About us: We own a wild bird feeding supply nature shop in East Lansing, Michigan,
a store that provides a wide variety of supplies to help you enjoy the birdwatching hobby.

This blog was created to answer frequently asked questions & to share nature stories and photographs.
To contribute, email me at bloubird@gmail.com.

Wednesday, March 8, 2017

How to provide extra calcium supplement for birds

Providing calcium is a great way to help your birds have healthy bones, beaks, feathers, and healthy eggs and babies. Many birds obtain calcium from mineral deposits in the dirt. Unfortunately, acid rain has leached calcium out of the soil making it harder for birds to get the required amount.

As nesting season approaches, calcium consumption becomes more important. In the spring, food and calcium availability can determine the total number of eggs that a female can lay. Eggs that lack the proper amount of calcium can have shells that are too thin and break or embryos that die due to excess evaporation through the thinner shell. Chicks also require extra calcium for growing bones. If given a choice between two foods that are identical in every respect except calcium level, young birds and laying females will select a calcium-adequate food more frequently than a calcium-deficient one.

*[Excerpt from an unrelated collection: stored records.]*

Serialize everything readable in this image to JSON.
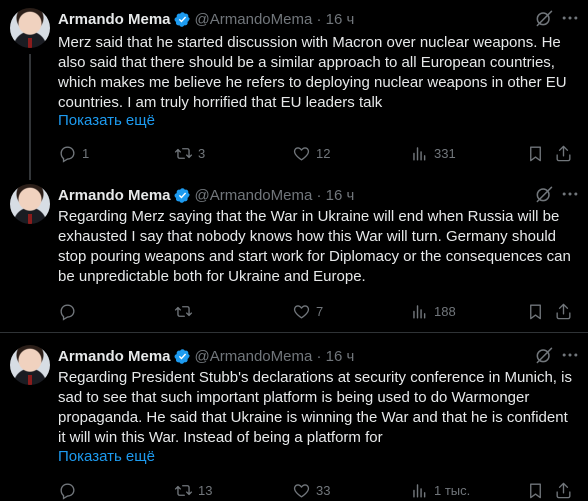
{
  "tweets": [
    {
      "name": "Armando Mema",
      "handle": "@ArmandoMema · 16 ч",
      "text": "Merz said that he started discussion with Macron over nuclear weapons. He also said that there should be a similar approach to all European countries, which makes me believe he refers to deploying nuclear weapons in other EU countries. I am truly horrified that EU leaders talk",
      "show_more": "Показать ещё",
      "replies": "1",
      "retweets": "3",
      "likes": "12",
      "views": "331"
    },
    {
      "name": "Armando Mema",
      "handle": "@ArmandoMema · 16 ч",
      "text": "Regarding Merz saying that the War in Ukraine will end when Russia will be exhausted I say that nobody knows how this War will turn. Germany should stop pouring weapons and start work for Diplomacy or the consequences can be unpredictable both for Ukraine and Europe.",
      "show_more": "",
      "replies": "",
      "retweets": "",
      "likes": "7",
      "views": "188"
    },
    {
      "name": "Armando Mema",
      "handle": "@ArmandoMema · 16 ч",
      "text": "Regarding President Stubb's declarations at security conference in Munich, is sad to see that such important platform is being used to do Warmonger propaganda. He said that Ukraine is winning the War and that he is confident it will win this War. Instead of being a platform for",
      "show_more": "Показать ещё",
      "replies": "",
      "retweets": "13",
      "likes": "33",
      "views": "1 тыс."
    }
  ],
  "colors": {
    "background": "#000000",
    "text": "#e7e9ea",
    "muted": "#71767b",
    "link": "#1d9bf0",
    "verified": "#1d9bf0",
    "divider": "#2f3336"
  },
  "icons": [
    "verified-badge-icon",
    "grok-icon",
    "more-icon",
    "reply-icon",
    "retweet-icon",
    "like-icon",
    "views-icon",
    "bookmark-icon",
    "share-icon"
  ]
}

How can I provide my birds more calcium?
Ask for the purple bag. You can offer Wild Birds Unlimited’s No-Mess NM CD. It is sunflower seed with No-Messy shells, Calcium and Diced Peanuts. The hulled sunflower seed is for all the seed eating birds. The chopped peanuts is for all the bug eating birds and the calcium for all the feeder birds. The source of calcium is from finely ground and easily consumed oyster shells or limestone. This also gives them a source of grit, something else birds need to digest food.

You can also offer your wild birds crushed eggshells. Eggshells are about 95% calcium carbonate.

Learn more about serving crushed eggshells: http://recycle-eggshells.html
Learn more about the Lab’s research on acid rain and its effects on breeding birds: http://songbird-population-declines-linked-acid-rain

No comments: